Copyright: © 2002 by The University of Chicago. All rights reserved.

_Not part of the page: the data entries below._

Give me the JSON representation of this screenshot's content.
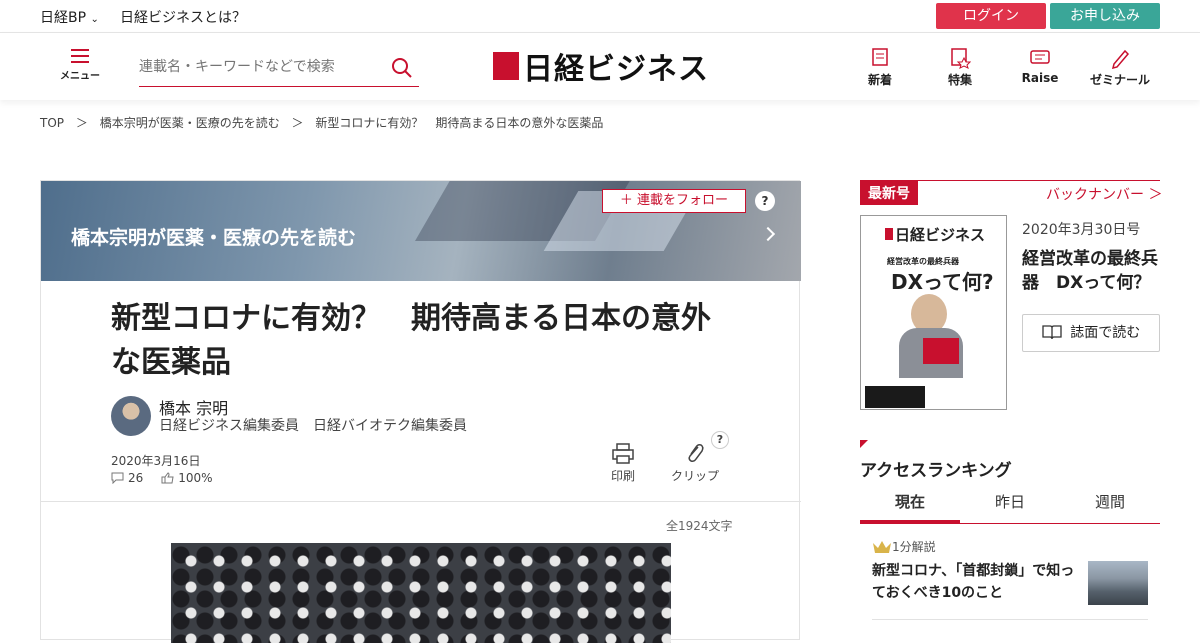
{
  "topbar": {
    "brand": "日経BP",
    "about": "日経ビジネスとは？",
    "login": "ログイン",
    "apply": "お申し込み"
  },
  "header": {
    "menu_label": "メニュー",
    "search_placeholder": "連載名・キーワードなどで検索",
    "logo_text": "日経ビジネス",
    "nav": [
      {
        "label": "新着",
        "icon": "new-icon"
      },
      {
        "label": "特集",
        "icon": "feature-icon"
      },
      {
        "label": "Raise",
        "icon": "raise-icon"
      },
      {
        "label": "ゼミナール",
        "icon": "pen-icon"
      }
    ]
  },
  "breadcrumb": [
    "TOP",
    "＞",
    "橋本宗明が医薬・医療の先を読む",
    "＞",
    "新型コロナに有効？　期待高まる日本の意外な医薬品"
  ],
  "article": {
    "series_title": "橋本宗明が医薬・医療の先を読む",
    "follow_label": "＋ 連載をフォロー",
    "help": "?",
    "title": "新型コロナに有効？　期待高まる日本の意外な医薬品",
    "author_name": "橋本 宗明",
    "author_role": "日経ビジネス編集委員　日経バイオテク編集委員",
    "date": "2020年3月16日",
    "comments": "26",
    "likes": "100%",
    "print_label": "印刷",
    "clip_label": "クリップ",
    "char_count": "全1924文字"
  },
  "sidebar": {
    "latest_label": "最新号",
    "backnumber": "バックナンバー ＞",
    "cover_logo": "日経ビジネス",
    "cover_sub": "経営改革の最終兵器",
    "cover_big": "DXって何?",
    "issue_date": "2020年3月30日号",
    "issue_title": "経営改革の最終兵器　DXって何？",
    "read_label": "誌面で読む",
    "ranking_title": "アクセスランキング",
    "tabs": [
      "現在",
      "昨日",
      "週間"
    ],
    "rank_badge": "1分解説",
    "rank_item": "新型コロナ、「首都封鎖」で知っておくべき10のこと"
  },
  "colors": {
    "brand_red": "#c8102e",
    "login": "#e0334b",
    "apply": "#3aa698"
  }
}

Scanning electron microscope (SEM) examination of vessels from radial sections ofIlliciumwood showed a wide range of pit membrane remnant presence within any given species and within the seven species studied here. Earlier studies showed that dried specimens offer a reliable indicator of pit membrane presence. In all species, wide variation occurs, from intact pit membranes to perforations virtually free of pit membrane remnants.Illicium parviflorumhas the largest number for the genus of perforation plates, with little or no pit membrane presence, although, in some plates, appreciable pit membrane presence was evident. Species differ in the forms taken by the pit membrane remnants: threads running axially in the perforations are common, but weblike conformations or pit membranes perforated by small circular to oval pores are other commonly encountered conditions. Artifacts attributable to handling and other factors are analyzed to obtain an image of pit membrane presence. Pit membrane remnant presence is consistent with the presence of other strongly primitive features ofIlliciumand its near‐basal position in phylogenetic trees based on molecular data. Unusually narrow and sparse helical thickenings are figured with SEM for the genus for the first time; these thickenings occur in three species from habitats in which winter freezing occurs.